|Birth Place||Southern California|
Ed Hardy, also known as Don Ed Hardy, is one of the most well-respected tattoo artists in the world.
Born in 1945 in Southern California, his destiny seemed clear when, at the age of 10, he opened a makeshift tattoo shop in mother's house where he drew tattoos on the neighborhood kids. In the 1960s, Hardy attended the San Francisco Arts Institute and received a Bachelor of Fine Arts degree in printmaking. He then declined a scholarship to Yale's MFA program in order to pursue tattooing full-time in 1967.

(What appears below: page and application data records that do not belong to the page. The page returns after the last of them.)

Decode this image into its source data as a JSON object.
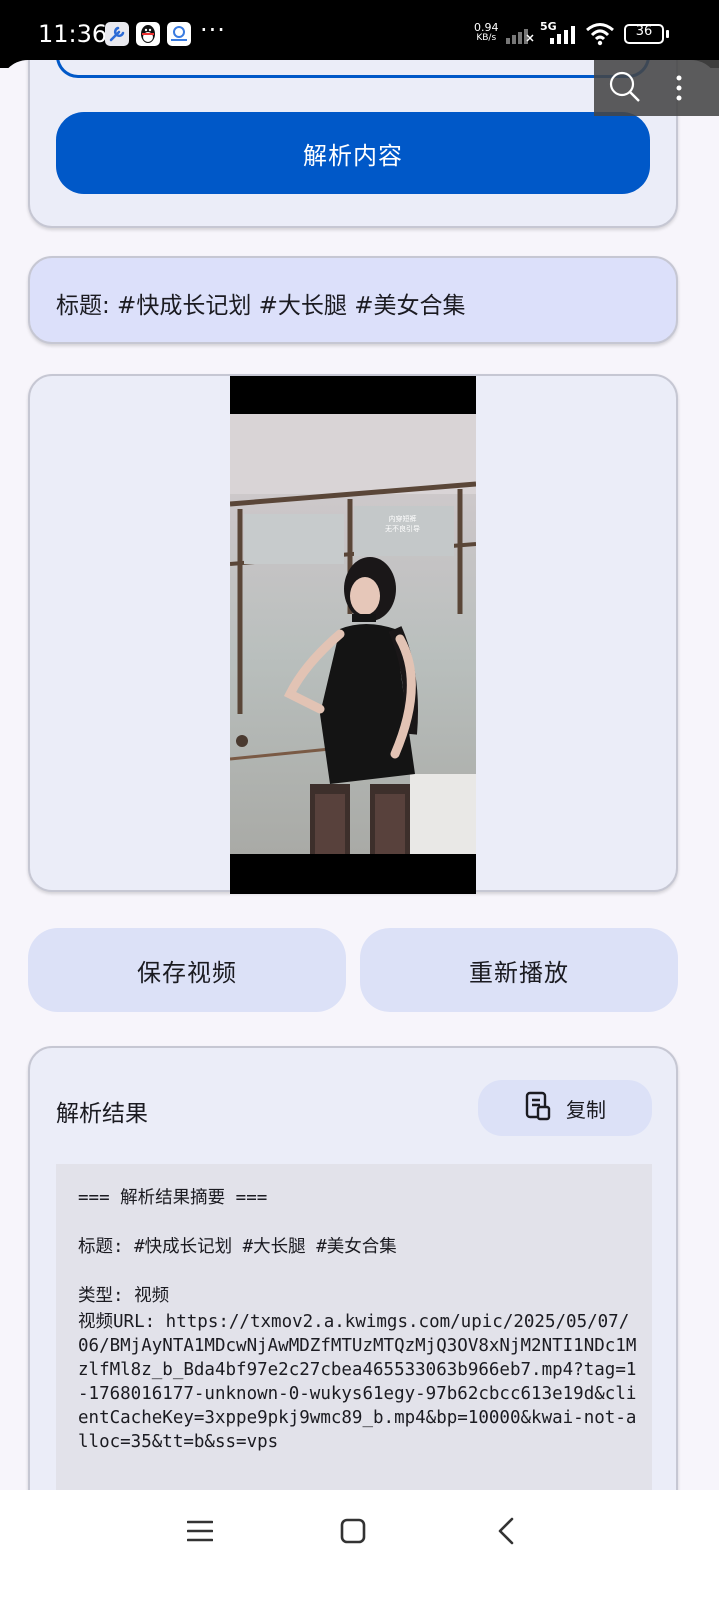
{
  "status_bar": {
    "time": "11:36",
    "app_icons": [
      "wrench-icon",
      "qq-penguin-icon",
      "cloud-app-icon"
    ],
    "more": "···",
    "net_speed_value": "0.94",
    "net_speed_unit": "KB/s",
    "signal_label": "5G",
    "battery_level": "36"
  },
  "input_section": {
    "parse_button_label": "解析内容"
  },
  "title_section": {
    "title": "标题: #快成长记划  #大长腿  #美女合集"
  },
  "video_section": {
    "overlay_text_line1": "内穿短裤",
    "overlay_text_line2": "无不良引导"
  },
  "actions": {
    "save_label": "保存视频",
    "replay_label": "重新播放"
  },
  "result_section": {
    "heading": "解析结果",
    "copy_label": "复制",
    "summary_header": "=== 解析结果摘要 ===",
    "title_line": "标题: #快成长记划  #大长腿  #美女合集",
    "type_line": "类型: 视频",
    "url_line": "视频URL: https://txmov2.a.kwimgs.com/upic/2025/05/07/06/BMjAyNTA1MDcwNjAwMDZfMTUzMTQzMjQ3OV8xNjM2NTI1NDc1MzlfMl8z_b_Bda4bf97e2c27cbea465533063b966eb7.mp4?tag=1-1768016177-unknown-0-wukys61egy-97b62cbcc613e19d&clientCacheKey=3xppe9pkj9wmc89_b.mp4&bp=10000&kwai-not-alloc=35&tt=b&ss=vps"
  },
  "colors": {
    "primary": "#0058c8",
    "card_bg": "#ebedf8",
    "tonal_bg": "#dce1f7",
    "result_bg": "#e2e2ea"
  },
  "nav_bar": {
    "icons": [
      "menu-icon",
      "home-icon",
      "back-icon"
    ]
  }
}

A good friend of Sailor Jerry Collins, Hardy became the first Western tattoo artist to be invited to Japan, to study with the master Horihide, in 1973. When he returned, he opened Realistic Tattoo Studio in San Francisco, the first known private, appointment-only tattoo studio in the US, where he focused on large-scale, custom Japanese style tattoos. This style of shop, and the artistic style that Hardy imported to the US from his frequent travels in Japan, changed the face of modern tattooing.
By 1977, demand for his work was so high that he opened a second shop, welcome to walk-in clients as well, called Tattoo City. Destroyed by a fire in 1978, Tattoo City was reopened in 1991 at a different location. Though it moved again in 1999, Tattoo City still operates to this day.

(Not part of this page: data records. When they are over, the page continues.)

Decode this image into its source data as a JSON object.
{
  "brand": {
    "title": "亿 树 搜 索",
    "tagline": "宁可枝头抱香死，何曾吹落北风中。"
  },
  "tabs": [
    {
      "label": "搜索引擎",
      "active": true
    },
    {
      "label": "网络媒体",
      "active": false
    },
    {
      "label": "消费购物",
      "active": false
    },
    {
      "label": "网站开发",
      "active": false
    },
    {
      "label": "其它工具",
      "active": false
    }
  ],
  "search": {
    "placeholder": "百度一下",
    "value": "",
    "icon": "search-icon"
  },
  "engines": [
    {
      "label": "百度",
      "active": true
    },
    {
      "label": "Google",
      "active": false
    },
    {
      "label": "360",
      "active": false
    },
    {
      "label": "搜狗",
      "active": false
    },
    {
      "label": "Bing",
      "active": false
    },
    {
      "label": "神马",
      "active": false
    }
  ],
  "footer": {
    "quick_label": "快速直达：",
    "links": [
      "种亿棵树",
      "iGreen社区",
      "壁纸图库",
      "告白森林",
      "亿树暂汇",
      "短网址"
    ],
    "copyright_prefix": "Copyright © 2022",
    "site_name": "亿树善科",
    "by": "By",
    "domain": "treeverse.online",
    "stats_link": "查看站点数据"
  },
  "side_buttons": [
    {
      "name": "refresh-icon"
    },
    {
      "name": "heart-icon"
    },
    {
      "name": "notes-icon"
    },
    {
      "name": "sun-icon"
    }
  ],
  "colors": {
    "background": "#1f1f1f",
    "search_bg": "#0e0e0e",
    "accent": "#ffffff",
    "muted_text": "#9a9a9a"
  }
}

Hardy has authored over 12 books, most notably the Tattoo Time series, the first tattoo industry trade magazine. Also a prolific painter, his work has appeared internationally in over 40 exhibits. In 2000, Hardy completed a 500-foot long scroll painting of 2000 dragons in honor of the millennium and the Chinese year of the Dragon.

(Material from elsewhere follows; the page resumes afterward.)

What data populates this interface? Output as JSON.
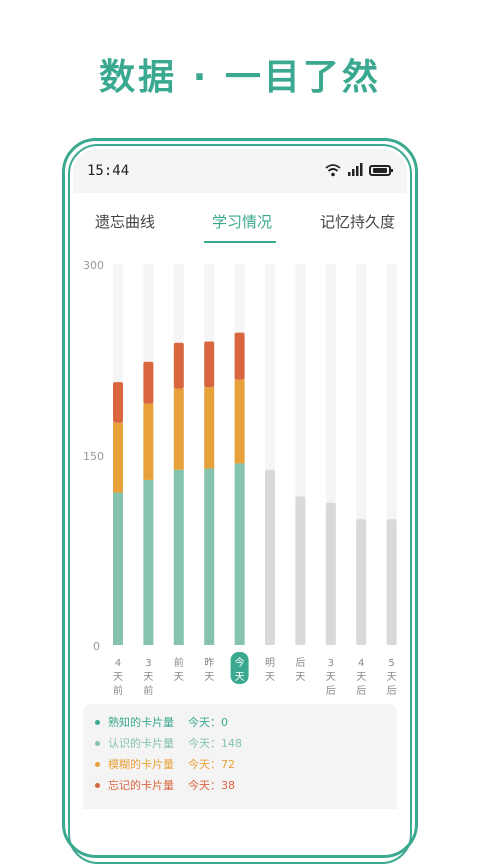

Most recently, Hardy collaborated with the brainchild of Von Dutch clothing, Christian Audigier, by lending his name to a tattoo-inspired clothing line. Celebrities from Madonna to Tommy Hilfiger and Mariah Carey have been seen sporting Ed Hardy fashions. Hardy has been under heavy criticism since the clothing line's launch. Many people in the tattoo industry believe that Hardy, in embarking on this venture, traded in ethics for money. Regardless, the importance of his contributions to the world of tattooing cannot be overlooked.